Did you know that the viruses that cause colds (acute upper respiratory tract infections) in children and adults cause a completely different disease in children under 2 years of age? In infants and toddlers, infections with common cold viruses produce a lower respiratory tract infection called bronchiolitis. In the wintertime, bronchiolitis is the leading cause for admission to most children’s hospitals in the U.S.
One virus in particular, respiratory syncytial virus or RSV, is responsible for many cases of bronchiolitis. In addition to fever and runny nose, children with bronchiolitis have trouble breathing and develop wheezing.
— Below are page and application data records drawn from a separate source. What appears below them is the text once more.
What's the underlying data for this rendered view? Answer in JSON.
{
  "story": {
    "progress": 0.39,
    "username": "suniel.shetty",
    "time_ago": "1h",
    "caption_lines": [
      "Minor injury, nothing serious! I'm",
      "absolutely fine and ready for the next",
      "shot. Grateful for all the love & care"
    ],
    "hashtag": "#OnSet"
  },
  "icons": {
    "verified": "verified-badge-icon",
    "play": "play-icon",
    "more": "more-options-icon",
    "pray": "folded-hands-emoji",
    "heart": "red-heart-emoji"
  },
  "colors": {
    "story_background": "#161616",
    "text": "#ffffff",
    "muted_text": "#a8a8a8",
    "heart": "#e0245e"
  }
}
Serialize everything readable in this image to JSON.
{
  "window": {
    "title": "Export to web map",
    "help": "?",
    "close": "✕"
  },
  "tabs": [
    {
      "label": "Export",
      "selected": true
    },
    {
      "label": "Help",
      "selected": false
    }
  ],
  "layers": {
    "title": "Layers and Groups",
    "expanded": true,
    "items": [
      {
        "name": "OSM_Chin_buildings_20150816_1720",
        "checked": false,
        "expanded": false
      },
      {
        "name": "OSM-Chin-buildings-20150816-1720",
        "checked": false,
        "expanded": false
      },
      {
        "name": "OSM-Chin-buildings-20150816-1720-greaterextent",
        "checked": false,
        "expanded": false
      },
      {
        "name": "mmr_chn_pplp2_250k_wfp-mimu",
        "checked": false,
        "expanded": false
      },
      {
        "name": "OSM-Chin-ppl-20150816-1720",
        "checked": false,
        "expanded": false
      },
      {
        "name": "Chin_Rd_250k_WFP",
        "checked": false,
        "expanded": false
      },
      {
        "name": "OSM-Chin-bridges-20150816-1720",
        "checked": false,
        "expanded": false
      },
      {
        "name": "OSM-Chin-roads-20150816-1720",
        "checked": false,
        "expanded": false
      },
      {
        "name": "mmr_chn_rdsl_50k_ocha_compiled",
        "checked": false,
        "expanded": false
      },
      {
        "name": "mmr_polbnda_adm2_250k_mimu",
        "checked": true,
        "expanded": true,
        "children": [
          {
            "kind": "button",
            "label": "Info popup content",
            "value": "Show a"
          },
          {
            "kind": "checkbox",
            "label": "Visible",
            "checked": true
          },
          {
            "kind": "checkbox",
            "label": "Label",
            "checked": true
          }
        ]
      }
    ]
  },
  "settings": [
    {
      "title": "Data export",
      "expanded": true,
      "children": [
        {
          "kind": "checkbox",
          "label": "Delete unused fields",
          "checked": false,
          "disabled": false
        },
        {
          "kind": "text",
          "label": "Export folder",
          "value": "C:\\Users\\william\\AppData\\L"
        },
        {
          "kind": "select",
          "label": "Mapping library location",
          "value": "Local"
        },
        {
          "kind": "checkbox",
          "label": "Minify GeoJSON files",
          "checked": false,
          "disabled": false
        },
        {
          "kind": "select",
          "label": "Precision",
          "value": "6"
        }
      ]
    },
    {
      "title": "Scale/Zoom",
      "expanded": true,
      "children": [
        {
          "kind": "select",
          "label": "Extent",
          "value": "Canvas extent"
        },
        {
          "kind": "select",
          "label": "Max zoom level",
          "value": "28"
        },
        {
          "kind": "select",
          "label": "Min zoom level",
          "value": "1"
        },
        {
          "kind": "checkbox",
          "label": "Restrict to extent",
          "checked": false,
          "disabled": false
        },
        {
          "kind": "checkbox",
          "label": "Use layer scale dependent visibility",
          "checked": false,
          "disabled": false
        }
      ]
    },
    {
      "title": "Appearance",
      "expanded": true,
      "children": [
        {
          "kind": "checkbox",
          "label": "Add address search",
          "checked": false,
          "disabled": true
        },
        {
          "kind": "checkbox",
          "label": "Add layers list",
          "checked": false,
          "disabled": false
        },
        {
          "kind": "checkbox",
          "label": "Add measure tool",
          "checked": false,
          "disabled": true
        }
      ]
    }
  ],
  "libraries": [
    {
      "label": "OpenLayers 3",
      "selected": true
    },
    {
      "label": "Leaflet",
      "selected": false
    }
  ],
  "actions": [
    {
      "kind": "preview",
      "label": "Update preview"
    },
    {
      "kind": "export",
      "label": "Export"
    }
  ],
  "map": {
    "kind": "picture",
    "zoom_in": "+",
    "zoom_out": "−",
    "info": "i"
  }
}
In some cases the symptoms are so severe that hospitalization is required.
What are the signs and symptoms of bronchiolitis? Like older children with colds, infants with bronchiolitis often develop fever, cough and runny nose. Wheezing allows the healthcare provider to differentiate bronchiolitis from the common cold.
When should you call the doctor? Fast rates of breathing accompanied by wheezing or decreased drinking occur in many infants. Infants who become lethargic, develop sucking in of the ribs or the abdomen, flaring of the nostrils or grunting with each breath should be evaluated immediately by a healthcare professional. Infants who do not produce at least one wet diaper every 8 hours should also be evaluated.